As entertainment industry professionals, we love to see our name in lights… and print.
Earned media – which is an editorial story you have helped to place – gives many of us that same warm, fuzzy feeling. It also helps to increase visibility with consumers, partners and other important stakeholders.
Whether your organization has in-house PR staff, works with an agency or has media relations volunteers, consider these tips to help create strong, long-term relations with journalists.
- Journalists are people. No two are alike (and neither are any two media outlets). Remember this when you are reaching out to pitch a story. Think beyond your short-term goal of generating immediate coverage and start a conversation to build a long-term relationship. Get to know the journalist, learn what they like and how they prefer to be contacted.
- Know a journalist’s work. While this tip may seem obvious, you’d be surprised how many skip this important step. Being aware of past coverage will allow you to propose story angles that are much more relevant. It will also prevent you from pitching stories outside of a journalist’s beat or proposing an idea that he or she has already covered.
- Offer meetings of introduction. If you’re a fan of a particular journalist but haven’t worked with him or her before, consider offering a brief telephone call with your spokesperson. You can also invite the journalist out for coffee after work or at a conference. The goal is to start building a rapport and share your organization’s expertise, which could lead to coverage down the road.

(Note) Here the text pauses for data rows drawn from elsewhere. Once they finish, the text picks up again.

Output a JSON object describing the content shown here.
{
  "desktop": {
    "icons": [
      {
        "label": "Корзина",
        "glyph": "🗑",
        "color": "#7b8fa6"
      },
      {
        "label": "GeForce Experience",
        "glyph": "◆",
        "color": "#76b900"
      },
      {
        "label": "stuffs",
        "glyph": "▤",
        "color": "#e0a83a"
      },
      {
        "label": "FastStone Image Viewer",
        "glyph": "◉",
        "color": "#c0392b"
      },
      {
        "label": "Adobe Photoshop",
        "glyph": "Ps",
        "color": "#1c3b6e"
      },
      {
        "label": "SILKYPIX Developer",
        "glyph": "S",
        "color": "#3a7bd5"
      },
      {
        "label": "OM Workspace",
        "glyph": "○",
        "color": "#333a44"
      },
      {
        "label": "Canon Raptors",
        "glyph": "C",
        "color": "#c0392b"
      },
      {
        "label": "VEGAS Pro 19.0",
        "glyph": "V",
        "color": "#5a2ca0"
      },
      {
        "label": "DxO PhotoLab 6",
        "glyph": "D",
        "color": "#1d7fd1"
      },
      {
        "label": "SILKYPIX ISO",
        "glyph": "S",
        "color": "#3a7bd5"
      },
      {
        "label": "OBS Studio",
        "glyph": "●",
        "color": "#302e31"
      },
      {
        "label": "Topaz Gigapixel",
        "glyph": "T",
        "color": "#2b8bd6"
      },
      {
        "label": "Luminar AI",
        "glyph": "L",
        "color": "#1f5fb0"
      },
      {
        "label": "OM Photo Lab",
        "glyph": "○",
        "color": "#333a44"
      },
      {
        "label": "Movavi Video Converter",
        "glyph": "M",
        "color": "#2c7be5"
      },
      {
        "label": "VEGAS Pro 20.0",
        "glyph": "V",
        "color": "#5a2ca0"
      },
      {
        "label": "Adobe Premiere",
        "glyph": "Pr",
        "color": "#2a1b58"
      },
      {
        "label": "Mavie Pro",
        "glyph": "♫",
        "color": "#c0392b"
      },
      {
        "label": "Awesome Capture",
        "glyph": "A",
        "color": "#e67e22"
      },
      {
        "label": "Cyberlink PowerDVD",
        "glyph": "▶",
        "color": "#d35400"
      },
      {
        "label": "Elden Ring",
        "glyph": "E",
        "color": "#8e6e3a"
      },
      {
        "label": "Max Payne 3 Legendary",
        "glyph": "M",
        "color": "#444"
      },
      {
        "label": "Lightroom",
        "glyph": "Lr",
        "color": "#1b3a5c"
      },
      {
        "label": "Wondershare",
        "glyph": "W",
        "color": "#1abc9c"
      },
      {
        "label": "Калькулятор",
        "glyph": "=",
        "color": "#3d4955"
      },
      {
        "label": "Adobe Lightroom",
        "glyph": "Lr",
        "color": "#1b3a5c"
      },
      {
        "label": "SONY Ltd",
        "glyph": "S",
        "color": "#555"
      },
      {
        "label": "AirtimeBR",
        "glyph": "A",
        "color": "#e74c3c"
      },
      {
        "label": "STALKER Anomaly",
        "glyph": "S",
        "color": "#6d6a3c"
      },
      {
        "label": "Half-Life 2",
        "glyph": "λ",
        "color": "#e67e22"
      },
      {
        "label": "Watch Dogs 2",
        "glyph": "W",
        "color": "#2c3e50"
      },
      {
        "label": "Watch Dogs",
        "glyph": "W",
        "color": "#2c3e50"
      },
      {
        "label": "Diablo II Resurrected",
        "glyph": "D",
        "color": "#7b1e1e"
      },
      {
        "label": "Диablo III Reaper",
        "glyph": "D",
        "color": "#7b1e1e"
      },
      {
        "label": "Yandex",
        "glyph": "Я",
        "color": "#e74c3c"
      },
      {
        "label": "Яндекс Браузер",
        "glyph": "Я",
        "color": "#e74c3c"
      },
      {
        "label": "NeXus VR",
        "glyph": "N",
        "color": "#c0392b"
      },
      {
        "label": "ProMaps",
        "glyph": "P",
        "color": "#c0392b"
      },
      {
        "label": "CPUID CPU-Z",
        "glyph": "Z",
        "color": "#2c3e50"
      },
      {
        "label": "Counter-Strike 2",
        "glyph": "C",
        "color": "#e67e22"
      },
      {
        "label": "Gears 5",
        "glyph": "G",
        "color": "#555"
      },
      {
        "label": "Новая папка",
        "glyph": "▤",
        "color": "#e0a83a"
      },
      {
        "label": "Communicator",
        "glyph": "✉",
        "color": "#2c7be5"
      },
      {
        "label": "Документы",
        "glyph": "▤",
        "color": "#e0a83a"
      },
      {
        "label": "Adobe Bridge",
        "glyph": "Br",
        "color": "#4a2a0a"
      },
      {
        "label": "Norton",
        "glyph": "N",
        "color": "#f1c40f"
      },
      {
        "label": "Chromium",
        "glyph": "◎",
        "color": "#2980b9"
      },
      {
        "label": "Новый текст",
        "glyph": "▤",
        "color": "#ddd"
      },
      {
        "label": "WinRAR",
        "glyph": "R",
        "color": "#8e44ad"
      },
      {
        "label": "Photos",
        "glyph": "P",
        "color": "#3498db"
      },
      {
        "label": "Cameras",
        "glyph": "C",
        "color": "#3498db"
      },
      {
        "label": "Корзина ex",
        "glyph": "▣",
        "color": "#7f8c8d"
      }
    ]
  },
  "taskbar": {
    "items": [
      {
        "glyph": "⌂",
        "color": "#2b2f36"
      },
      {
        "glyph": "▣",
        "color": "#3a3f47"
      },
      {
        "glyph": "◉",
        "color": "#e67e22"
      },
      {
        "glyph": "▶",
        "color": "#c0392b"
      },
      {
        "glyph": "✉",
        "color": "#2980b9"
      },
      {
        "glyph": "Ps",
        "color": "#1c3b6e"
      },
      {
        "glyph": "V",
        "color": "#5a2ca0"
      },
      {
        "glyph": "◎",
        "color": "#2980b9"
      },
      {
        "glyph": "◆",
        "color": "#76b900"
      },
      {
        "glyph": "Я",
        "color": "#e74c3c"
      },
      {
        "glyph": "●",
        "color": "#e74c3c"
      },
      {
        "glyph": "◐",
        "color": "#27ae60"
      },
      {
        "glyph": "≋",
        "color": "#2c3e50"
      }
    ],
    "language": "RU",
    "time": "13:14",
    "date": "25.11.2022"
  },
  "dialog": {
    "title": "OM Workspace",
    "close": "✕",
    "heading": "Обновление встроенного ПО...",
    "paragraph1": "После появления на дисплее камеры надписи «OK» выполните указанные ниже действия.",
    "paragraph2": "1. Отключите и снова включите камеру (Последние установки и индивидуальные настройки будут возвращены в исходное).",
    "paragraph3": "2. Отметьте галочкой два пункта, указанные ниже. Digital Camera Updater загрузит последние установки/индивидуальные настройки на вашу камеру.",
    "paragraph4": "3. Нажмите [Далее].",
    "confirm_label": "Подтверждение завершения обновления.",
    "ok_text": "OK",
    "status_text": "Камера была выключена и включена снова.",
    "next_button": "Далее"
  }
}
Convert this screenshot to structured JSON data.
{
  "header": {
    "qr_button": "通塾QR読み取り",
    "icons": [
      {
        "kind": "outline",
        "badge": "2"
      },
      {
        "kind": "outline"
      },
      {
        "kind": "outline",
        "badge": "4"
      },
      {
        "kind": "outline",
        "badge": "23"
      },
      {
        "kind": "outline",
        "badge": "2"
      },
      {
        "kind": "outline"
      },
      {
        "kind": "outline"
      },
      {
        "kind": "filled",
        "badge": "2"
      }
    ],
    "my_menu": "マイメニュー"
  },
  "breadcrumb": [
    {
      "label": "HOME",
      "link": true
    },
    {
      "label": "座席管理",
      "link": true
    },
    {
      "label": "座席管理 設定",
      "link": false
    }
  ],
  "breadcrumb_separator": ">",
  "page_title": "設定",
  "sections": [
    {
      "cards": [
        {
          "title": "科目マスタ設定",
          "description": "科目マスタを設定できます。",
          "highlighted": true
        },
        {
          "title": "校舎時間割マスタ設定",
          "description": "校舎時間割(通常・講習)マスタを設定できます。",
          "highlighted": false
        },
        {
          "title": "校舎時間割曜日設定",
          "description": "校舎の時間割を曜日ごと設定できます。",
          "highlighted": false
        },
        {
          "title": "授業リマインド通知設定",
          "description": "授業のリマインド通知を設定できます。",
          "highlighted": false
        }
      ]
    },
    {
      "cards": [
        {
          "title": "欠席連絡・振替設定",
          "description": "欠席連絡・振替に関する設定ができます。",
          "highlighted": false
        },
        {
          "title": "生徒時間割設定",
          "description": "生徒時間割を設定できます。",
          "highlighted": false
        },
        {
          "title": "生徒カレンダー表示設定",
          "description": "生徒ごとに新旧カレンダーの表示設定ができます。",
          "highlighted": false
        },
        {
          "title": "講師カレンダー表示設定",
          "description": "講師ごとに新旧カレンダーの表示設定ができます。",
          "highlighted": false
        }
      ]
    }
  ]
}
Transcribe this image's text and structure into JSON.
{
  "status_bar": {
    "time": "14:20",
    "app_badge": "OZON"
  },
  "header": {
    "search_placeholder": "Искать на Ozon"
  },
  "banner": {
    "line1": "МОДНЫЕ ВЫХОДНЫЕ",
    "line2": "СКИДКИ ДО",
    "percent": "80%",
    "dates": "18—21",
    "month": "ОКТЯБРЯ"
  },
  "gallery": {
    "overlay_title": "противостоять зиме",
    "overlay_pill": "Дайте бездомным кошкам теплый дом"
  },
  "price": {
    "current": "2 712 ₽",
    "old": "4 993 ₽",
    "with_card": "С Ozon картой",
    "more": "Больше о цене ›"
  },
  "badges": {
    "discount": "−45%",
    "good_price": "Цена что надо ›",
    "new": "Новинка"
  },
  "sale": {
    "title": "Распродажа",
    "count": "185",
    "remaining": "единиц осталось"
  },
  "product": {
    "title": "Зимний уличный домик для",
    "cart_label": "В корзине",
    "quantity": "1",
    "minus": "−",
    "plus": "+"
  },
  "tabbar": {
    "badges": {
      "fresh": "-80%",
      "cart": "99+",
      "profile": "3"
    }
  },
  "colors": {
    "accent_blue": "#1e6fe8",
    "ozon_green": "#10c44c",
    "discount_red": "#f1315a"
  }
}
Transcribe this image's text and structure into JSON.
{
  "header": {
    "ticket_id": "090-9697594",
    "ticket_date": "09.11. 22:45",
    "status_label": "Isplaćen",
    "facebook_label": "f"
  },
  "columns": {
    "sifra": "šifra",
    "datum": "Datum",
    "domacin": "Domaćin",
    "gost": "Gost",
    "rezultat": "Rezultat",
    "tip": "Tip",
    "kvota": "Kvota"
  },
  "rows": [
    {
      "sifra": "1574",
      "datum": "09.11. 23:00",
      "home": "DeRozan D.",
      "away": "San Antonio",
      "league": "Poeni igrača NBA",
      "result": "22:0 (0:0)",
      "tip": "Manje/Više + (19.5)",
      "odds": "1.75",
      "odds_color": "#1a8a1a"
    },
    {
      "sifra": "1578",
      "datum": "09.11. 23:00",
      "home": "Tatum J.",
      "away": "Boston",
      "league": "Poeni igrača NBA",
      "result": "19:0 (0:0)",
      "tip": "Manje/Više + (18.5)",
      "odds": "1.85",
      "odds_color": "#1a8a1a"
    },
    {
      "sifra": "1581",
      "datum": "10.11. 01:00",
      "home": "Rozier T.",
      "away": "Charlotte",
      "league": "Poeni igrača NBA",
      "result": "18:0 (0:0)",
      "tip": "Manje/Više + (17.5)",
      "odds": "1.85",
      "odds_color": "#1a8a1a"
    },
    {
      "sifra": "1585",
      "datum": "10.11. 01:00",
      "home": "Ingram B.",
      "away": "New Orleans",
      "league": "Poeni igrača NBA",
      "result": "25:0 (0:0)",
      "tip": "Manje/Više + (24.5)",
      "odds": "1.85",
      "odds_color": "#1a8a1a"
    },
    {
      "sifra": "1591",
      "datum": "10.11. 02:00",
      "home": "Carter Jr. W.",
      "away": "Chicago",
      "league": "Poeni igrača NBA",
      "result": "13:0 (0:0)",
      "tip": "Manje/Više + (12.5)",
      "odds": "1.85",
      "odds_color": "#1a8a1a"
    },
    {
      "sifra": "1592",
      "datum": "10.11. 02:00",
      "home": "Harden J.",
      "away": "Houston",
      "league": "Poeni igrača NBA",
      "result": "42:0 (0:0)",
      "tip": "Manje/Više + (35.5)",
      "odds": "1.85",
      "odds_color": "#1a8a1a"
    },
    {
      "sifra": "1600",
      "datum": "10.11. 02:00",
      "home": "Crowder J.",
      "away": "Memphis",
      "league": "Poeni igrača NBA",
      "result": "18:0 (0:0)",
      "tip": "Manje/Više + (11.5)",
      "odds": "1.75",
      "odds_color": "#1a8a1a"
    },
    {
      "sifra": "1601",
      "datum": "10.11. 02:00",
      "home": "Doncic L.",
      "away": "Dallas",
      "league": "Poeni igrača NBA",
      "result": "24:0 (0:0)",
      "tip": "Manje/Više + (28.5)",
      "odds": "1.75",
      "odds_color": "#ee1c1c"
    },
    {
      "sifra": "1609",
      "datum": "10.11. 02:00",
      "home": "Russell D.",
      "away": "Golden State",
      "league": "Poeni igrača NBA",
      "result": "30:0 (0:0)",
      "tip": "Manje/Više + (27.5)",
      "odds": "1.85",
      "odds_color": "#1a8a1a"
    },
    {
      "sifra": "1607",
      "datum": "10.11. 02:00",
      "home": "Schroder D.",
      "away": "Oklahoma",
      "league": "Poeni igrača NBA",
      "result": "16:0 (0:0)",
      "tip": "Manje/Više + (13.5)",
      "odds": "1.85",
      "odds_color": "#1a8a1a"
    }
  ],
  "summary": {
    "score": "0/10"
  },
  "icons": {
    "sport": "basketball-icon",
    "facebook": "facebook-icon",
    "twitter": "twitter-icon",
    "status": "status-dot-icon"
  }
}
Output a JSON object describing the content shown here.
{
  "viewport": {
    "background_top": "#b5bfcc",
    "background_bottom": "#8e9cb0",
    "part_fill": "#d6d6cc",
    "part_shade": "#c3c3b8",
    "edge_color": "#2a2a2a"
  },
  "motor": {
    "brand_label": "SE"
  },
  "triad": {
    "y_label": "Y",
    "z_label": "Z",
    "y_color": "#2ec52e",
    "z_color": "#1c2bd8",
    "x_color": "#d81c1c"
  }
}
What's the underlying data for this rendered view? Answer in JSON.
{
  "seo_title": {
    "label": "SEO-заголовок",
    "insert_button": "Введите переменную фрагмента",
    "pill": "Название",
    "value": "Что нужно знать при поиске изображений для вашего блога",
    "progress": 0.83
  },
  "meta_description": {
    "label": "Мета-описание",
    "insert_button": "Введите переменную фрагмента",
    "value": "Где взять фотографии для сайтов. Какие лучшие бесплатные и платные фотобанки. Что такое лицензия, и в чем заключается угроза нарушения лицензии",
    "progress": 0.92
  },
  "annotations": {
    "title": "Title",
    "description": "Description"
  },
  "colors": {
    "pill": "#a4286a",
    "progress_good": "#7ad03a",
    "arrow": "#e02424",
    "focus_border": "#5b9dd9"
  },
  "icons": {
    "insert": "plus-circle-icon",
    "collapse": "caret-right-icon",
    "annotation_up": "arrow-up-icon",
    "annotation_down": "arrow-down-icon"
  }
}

- Go social. These days, many journalists are engaging with fans on Twitter, Facebook and beyond. Many enjoy exchanging messages about their stories – it shows you actually read or watch their content! This helps build long-term relationships.
- Make your pitch count. When you’re ready to pitch a story, be sure to reach out to the right journalists with the right information. Be clear and concise for mainstream journalists and provide supporting material for reporters and bloggers who are new to the company’s story. Always have a story hook, support it with facts and link it to a current topic being discussed in the news when possible.
- Summarize supporting materials. Providing reporters with background information is good, but keeping it brief is better. Journalists are constantly pressed for time and may pass on pitches with too many reference documents to review. Instead, summarize your background materials into a briefing note of one or two pages. This will also help you highlight the important points. Alongside the summary, provide a list of documents used to prepare the briefing note and available URLs.
- Pick up the phone (don’t be shy). Many journalists prefer to be pitched by email. But with so many organizations competing for attention, it is possible your email could get overlooked in an active inbox on a busy news day. Unless a journalist has specifically asked for no calls, picking up the phone can help draw attention to your story.
- Offer added value. If you know an expert who could add color to a story now or in the future, say so and offer to make an introduction. It will save the journalist time and lowers their resistance for the next time you call to chat.
- Always say thank you. Whenever a journalist takes time to speak with you, thank him or her for taking the time. Ditto for coverage. This is just common courtesy and helps strengthen those relationships.
If you are interested in learning more about becoming a journalist’s ally and building connections with the media, don’t hesitate to reach out – I would love to chat!